Design of artificial gene regulation network with fuzzy logic approach

Morgan MADEC, Jacques HAIECH, Christophe LALLEMENT, Yves GENDRAULT

Telecom Physique Strasbourg, Illkirch, FR
    

Fuzzy logic is a branch of mathematics introduced in 1965 by Zadeh1. It is a kind of multi-valued logic where inputs and outputs of the systems are continuous values but the behavior of the system is described by a finite number of Boolean rules (matrix of rules). In this tutorial, we aim at demonstrating that fuzzy logic can be a helpful tool for the design and the modeling of artificial gene regulation network2. The tutorial can be divided in four part and use as illustration a AHL band detector developed in 2005 by Basu et al3 (on the left of the figure).

1/ Theoretical approach

The first part is a theoretical approach in which the concepts of fuzzy logic are described. It consists in a short lecture and a paper exercise in which the model of one gene of the band detector is hand-computed.

2/ Simulation software

In the second part, we introduce a software, designed by our team, that simulates a genetic network thru fuzzy logic. The software is encoded in C and the matrix of rules is specified in a text file. Some exercises are proposed to the attendees in order to familiarize with this software.

3/ Use of the software for the design of the band detector

In the third part, the fuzzy simulator is used to design the band detector according to a targeted dose-response curve (red curve on the figure). For the three genes of the library of various matrix of rules are proposed. The user computes, through the simulator, the dose-response curve for each combination of matrix of rules and chooses, according to a given criterion, which of them is the closest to the target. According to this result, the user can draw several properties of the genes to implement in order to achieve the desired result (the affinity of regulating proteins with the promoter, cooperativity between binding sites on the promoter ...)

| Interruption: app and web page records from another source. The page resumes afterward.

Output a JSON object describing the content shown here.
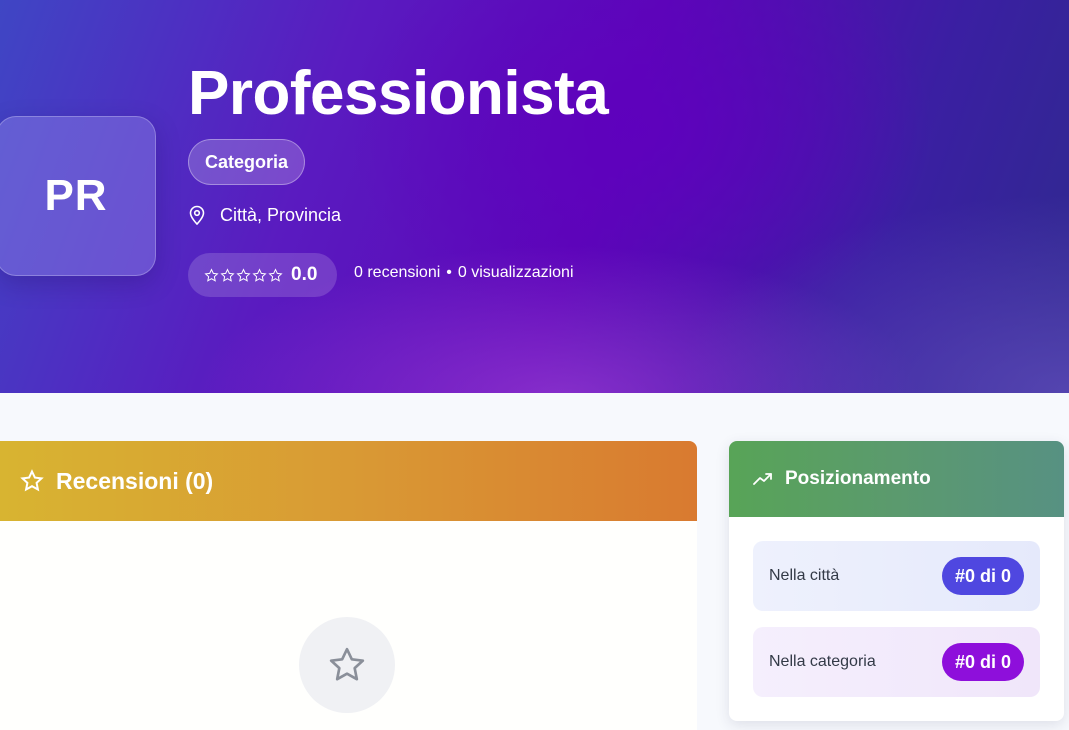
{
  "profile": {
    "initials": "PR",
    "name": "Professionista",
    "category": "Categoria",
    "location": "Città, Provincia",
    "rating": "0.0",
    "stars": 0,
    "reviews_count": "0 recensioni",
    "separator": "•",
    "views_count": "0 visualizzazioni"
  },
  "reviews": {
    "title": "Recensioni (0)"
  },
  "positioning": {
    "title": "Posizionamento",
    "city_label": "Nella città",
    "city_rank": "#0 di 0",
    "category_label": "Nella categoria",
    "category_rank": "#0 di 0"
  },
  "colors": {
    "reviews_header": "#d99a34",
    "positioning_header": "#5b9a6e",
    "city_badge": "#4f47e0",
    "category_badge": "#8e0fdb"
  },
  "icons": {
    "location": "map-pin-icon",
    "rating": "star-icon",
    "reviews": "star-icon",
    "positioning": "trending-up-icon",
    "empty_state": "star-icon"
  }
}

4/ Simulation of the resulting construct with COPASI

In the last step of the tutorial, the accuracy of the fuzzy model is compared with the simulation results that can be obtained with standard (ordinary differential equation model). For this purpose, software that converts a fuzzy description into a SBML description has been developed. The SBML description uses standard transcription and translation models and the parameters of the model (transcription and translation rates, regulation protein affinity, Hill's parameters) are fixed to a default value according to the corresponding matrix of rules. The SBML description can be simulated with COPASI. Some alternatives (using MATLAB or python) can be provided as a function of attendee's habits.

    

  References

1. L.A. Zadeh, "Fuzzy Sets", Information and Control, vol. 8, pp. 338-353, 1965.
2. Y. Gendrault et al. " Fuzzy logic, an intermediate description level for design and simulation in synthetic biology", Proc. IEEE BioCAS, Rotterdam (NL), 30 Oct 2 Nov 2013.
3. S. Basu et al., "A synthetic multicellular system for programmed pattern formation", Nature, vol. 434, 2005.